    "This song is Copyrighted in U.S., under Seal of Copyright #154085, for a period of 28 years, and anybody caught singin' it without our permission, will be mighty good friends of ourn, cause we don't give a dern. Publish it. Write it. Sing it. Swing to it. Yodel it. We wrote it, that's all we wanted to do."

    Oh yeah. Also: if you like it, buy it or donate a copy to a worthy, cash-strapped institution.

    Why am I doing this? Because my problem isn't piracy, it's obscurity (thanks, @timoreilly for this awesome aphorism). Because free ebooks sell print books. Because I copied my ass off when I was 17 and grew up to spend practically every discretionary cent I have on books when I became an adult. Because I can't stop you from sharing it (zeroes and ones aren't ever going to get harder to copy); and because readers have shared the books they loved forever; so I might as well enlist you to the cause.

    I have always dreamt of writing sf novels, since I was six years old. Now I do it. It is a goddamned dream come true, like growing up to be a cowboy or an astronaut, except that you don't get oppressed by ranchers or

  • Re:Culprit ? (Score:3, Interesting)

    by kurokame ( 1764228 ) on Friday September 03, 2010 @04:04PM (#33469210)

    For that matter, the definition of bittorrent use as copyright infringement is a little contrived itself. Are you making a copy, or receiving one after consenting to have one be made? And is it really a copy at all? If I duplicate the data from the completed download on my own hard drive 100 many copies do I really have? And why is it substantially different from loaning a DVD to your buddy, or showing it while you're throwing a party?

    The ethics are a bit ambiguous because we're a bit new to the potential scenarios enabled by modern technology. The law is likewise ambiguous (except where lobbying over the last ten years or so has changed it). The big IP owners (mostly not creators) have been taking advantage of this to set ethics through propaganda and to set law through lobbying and one-sided big corp vs. individual legal maneuvers. Well, I'm all for the right of someone who worked hard on a creative work to make a living off of it. But I only see one side here which is clearly behaving unethically. Downloading content you could have paid for is at least a bit grey...downloading content you couldn't have, probably less so, especially if you make a habit of purchasing your favorites once you have the opportunity. (This additionally makes the policy of rewarding good content and abstaining from rewarding the mediocre tripe which makes up the bulk of today's market...)
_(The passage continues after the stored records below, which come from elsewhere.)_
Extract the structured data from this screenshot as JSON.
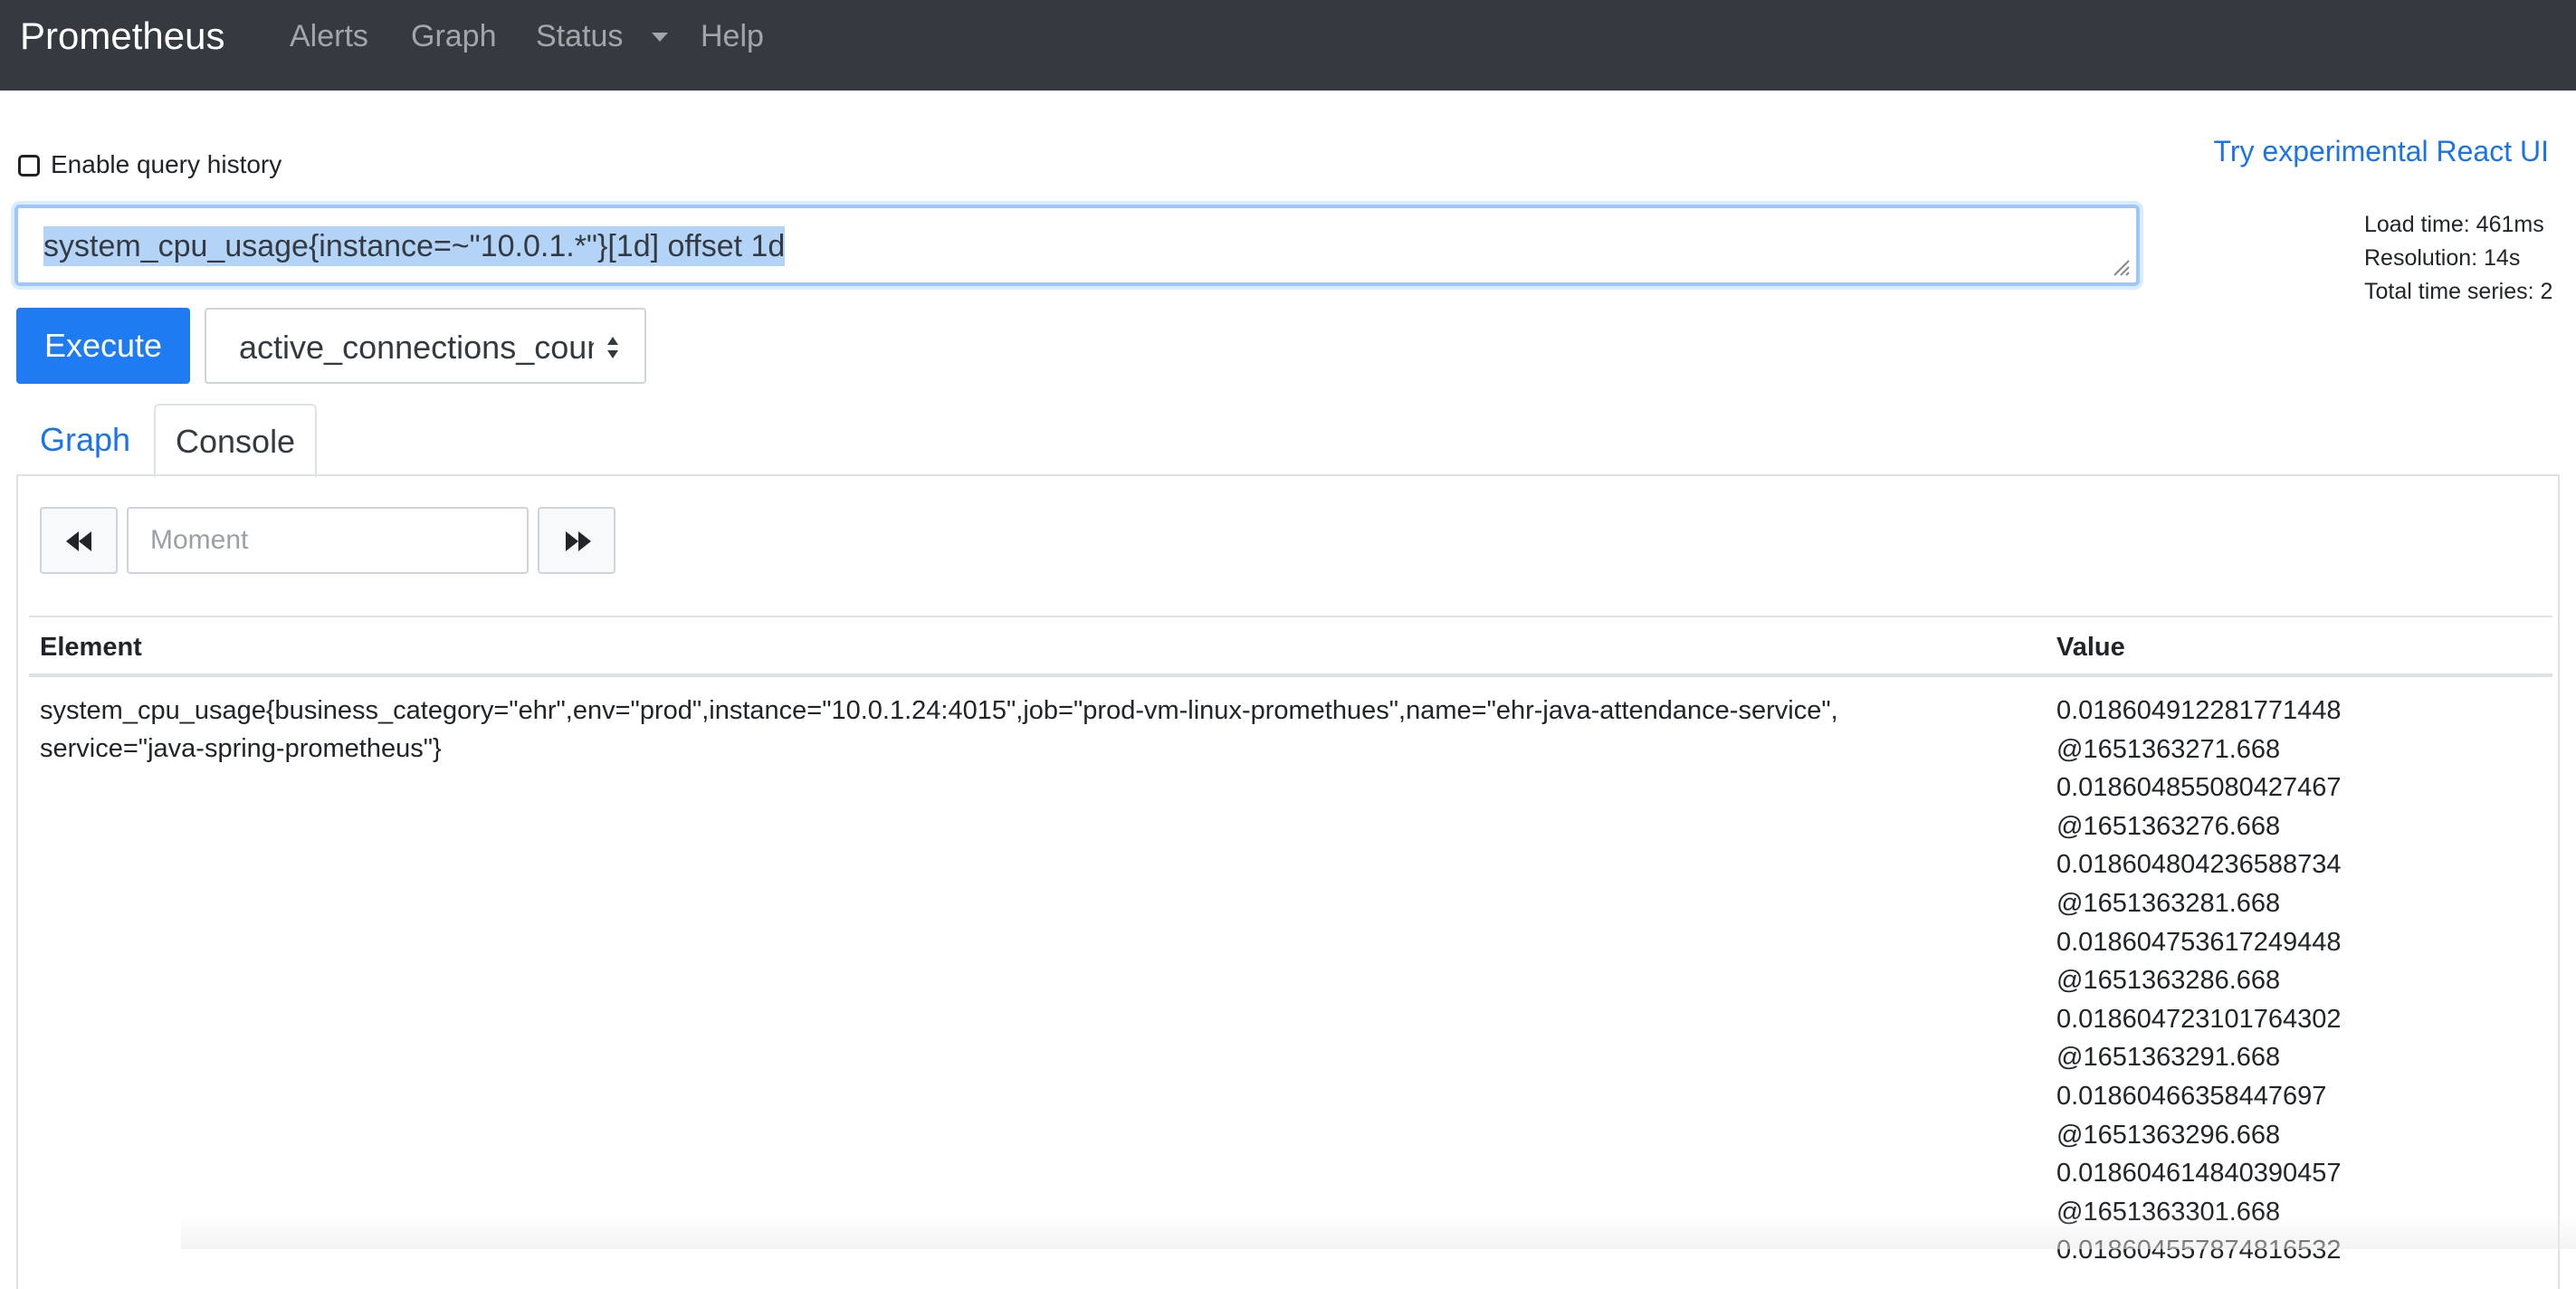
{
  "navbar": {
    "brand": "Prometheus",
    "links": {
      "alerts": "Alerts",
      "graph": "Graph",
      "status": "Status",
      "help": "Help"
    }
  },
  "query_history": {
    "label": "Enable query history",
    "checked": false
  },
  "react_ui_link": "Try experimental React UI",
  "expression": {
    "value": "system_cpu_usage{instance=~\"10.0.1.*\"}[1d] offset 1d",
    "selected": true
  },
  "stats": {
    "load_time": "Load time: 461ms",
    "resolution": "Resolution: 14s",
    "total_series": "Total time series: 2"
  },
  "execute_label": "Execute",
  "metric_select": {
    "selected": "active_connections_count"
  },
  "tabs": {
    "graph": "Graph",
    "console": "Console",
    "active": "console"
  },
  "moment": {
    "placeholder": "Moment"
  },
  "table": {
    "headers": {
      "element": "Element",
      "value": "Value"
    },
    "rows": [
      {
        "element": "system_cpu_usage{business_category=\"ehr\",env=\"prod\",instance=\"10.0.1.24:4015\",job=\"prod-vm-linux-promethues\",name=\"ehr-java-attendance-service\",service=\"java-spring-prometheus\"}",
        "values": [
          "0.018604912281771448",
          "@1651363271.668",
          "0.018604855080427467",
          "@1651363276.668",
          "0.018604804236588734",
          "@1651363281.668",
          "0.018604753617249448",
          "@1651363286.668",
          "0.018604723101764302",
          "@1651363291.668",
          "0.01860466358447697",
          "@1651363296.668",
          "0.018604614840390457",
          "@1651363301.668",
          "0.018604557874816532"
        ]
      }
    ]
  },
  "colors": {
    "navbar_bg": "#343a40",
    "primary": "#1e7bf2",
    "link": "#1a73e8",
    "selection": "#b4d4f7"
  }
}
    Likewise, the only clear lawbreaking going on is in the sense that one side is exploiting it for things it was never intended to be used for. C'mon, mass lawsuits against more-or-less defenseless individuals whose only choice is how much of a mess you're going to make of their life and finances and for how long? That's really supposed to be within the scope of the law? Really? I grok the whole anti-download thing, even if I don't think it's practically going to work that way in the end. Models are going to have to change. You have to adapt when the fundamental situation has changed or you will eventually have to face the consequences. But it's really, really hard to empathize with people complaining about individuals doing something questionably ethical when the accuser is doing something wildly unethical, immoral, and abusive of the very legal system which they're using to prop up their extortionist policy.

Adapt. Enjoy. Survive.